### YOUR ASSIGNMENT
Read the data below line by line and copy each one with "está" in it.

### INPUT DATA
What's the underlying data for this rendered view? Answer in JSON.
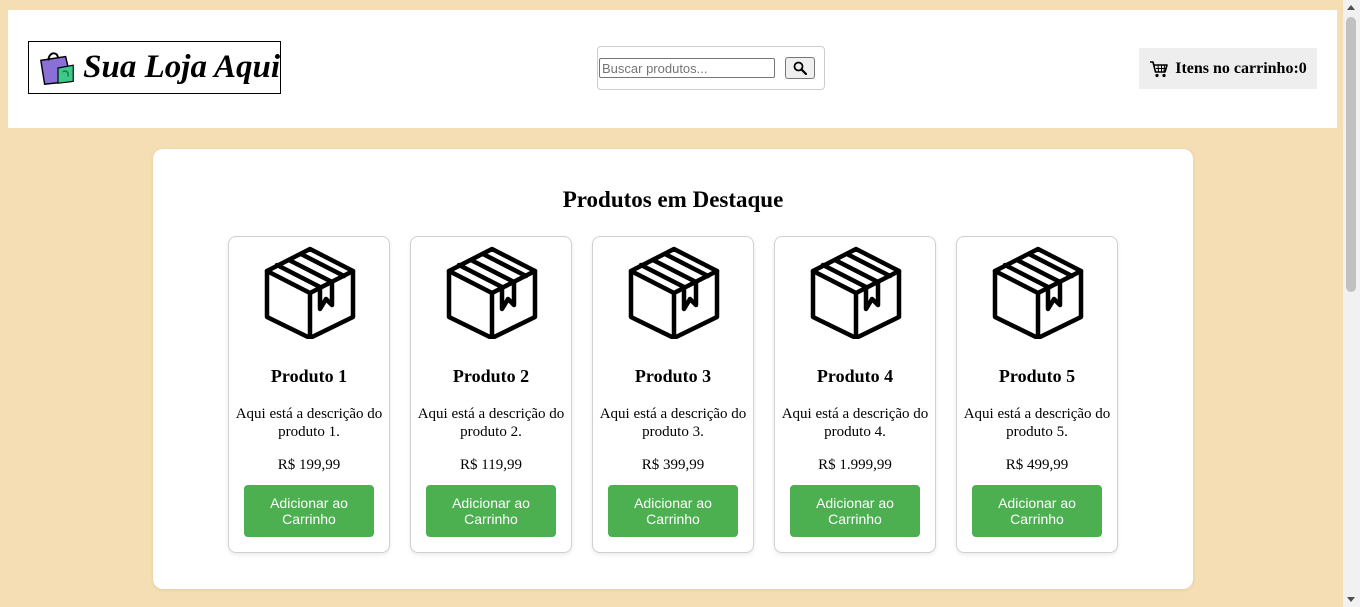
{
  "header": {
    "logo_text": "Sua Loja Aqui",
    "logo_icon": "shopping-bag-icon",
    "search": {
      "placeholder": "Buscar produtos...",
      "value": "",
      "button_icon": "search-icon"
    },
    "cart": {
      "icon": "cart-icon",
      "label": "Itens no carrinho:0"
    }
  },
  "main": {
    "title": "Produtos em Destaque",
    "products": [
      {
        "name": "Produto 1",
        "description": "Aqui está a descrição do produto 1.",
        "price": "R$ 199,99",
        "button_label": "Adicionar ao Carrinho",
        "icon": "box-icon"
      },
      {
        "name": "Produto 2",
        "description": "Aqui está a descrição do produto 2.",
        "price": "R$ 119,99",
        "button_label": "Adicionar ao Carrinho",
        "icon": "box-icon"
      },
      {
        "name": "Produto 3",
        "description": "Aqui está a descrição do produto 3.",
        "price": "R$ 399,99",
        "button_label": "Adicionar ao Carrinho",
        "icon": "box-icon"
      },
      {
        "name": "Produto 4",
        "description": "Aqui está a descrição do produto 4.",
        "price": "R$ 1.999,99",
        "button_label": "Adicionar ao Carrinho",
        "icon": "box-icon"
      },
      {
        "name": "Produto 5",
        "description": "Aqui está a descrição do produto 5.",
        "price": "R$ 499,99",
        "button_label": "Adicionar ao Carrinho",
        "icon": "box-icon"
      }
    ]
  },
  "colors": {
    "page_background": "#f5deb3",
    "button_green": "#4caf50",
    "panel_background": "#ffffff",
    "cart_background": "#eeeeee"
  }
}
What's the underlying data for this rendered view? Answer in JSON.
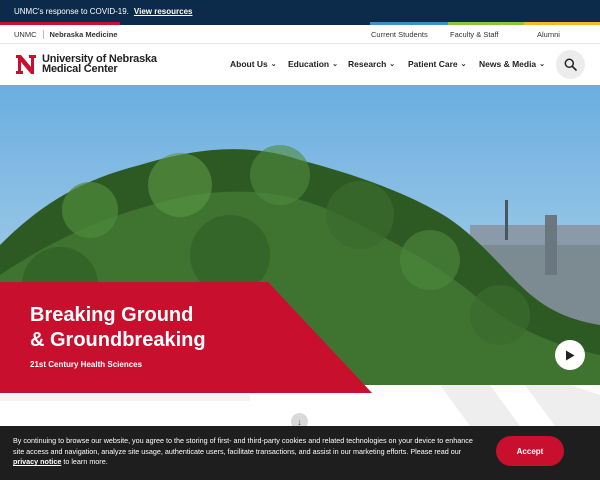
{
  "alert": {
    "text": "UNMC's response to COVID-19.",
    "link": "View resources"
  },
  "stripes": {
    "colors": [
      "#c8102e",
      "#0c2a4a",
      "#3f8fc8",
      "#8cc63e",
      "#f6b92b"
    ]
  },
  "utility": {
    "left": [
      "UNMC",
      "Nebraska Medicine"
    ],
    "right": [
      "Current Students",
      "Faculty & Staff",
      "Alumni"
    ]
  },
  "logo": {
    "line1": "University of Nebraska",
    "line2": "Medical Center",
    "icon": "unmc-n-logo"
  },
  "nav": {
    "items": [
      "About Us",
      "Education",
      "Research",
      "Patient Care",
      "News & Media"
    ],
    "search_icon": "search-icon"
  },
  "hero": {
    "title_line1": "Breaking Ground",
    "title_line2": "& Groundbreaking",
    "subtitle": "21st Century Health Sciences",
    "play_icon": "play-icon",
    "scroll_icon": "arrow-down-icon"
  },
  "cookie": {
    "text_before": "By continuing to browse our website, you agree to the storing of first- and third-party cookies and related technologies on your device to enhance site access and navigation, analyze site usage, authenticate users, facilitate transactions, and assist in our marketing efforts. Please read our",
    "link": "privacy notice",
    "text_after": "to learn more.",
    "accept": "Accept"
  },
  "colors": {
    "brand_red": "#c8102e",
    "navy": "#0c2a4a",
    "cookie_bg": "#1e1e1e"
  }
}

### EXERCISE SOLUTION
        "description": "Aqui está a descrição do produto 1.",
        "description": "Aqui está a descrição do produto 2.",
        "description": "Aqui está a descrição do produto 3.",
        "description": "Aqui está a descrição do produto 4.",
        "description": "Aqui está a descrição do produto 5.",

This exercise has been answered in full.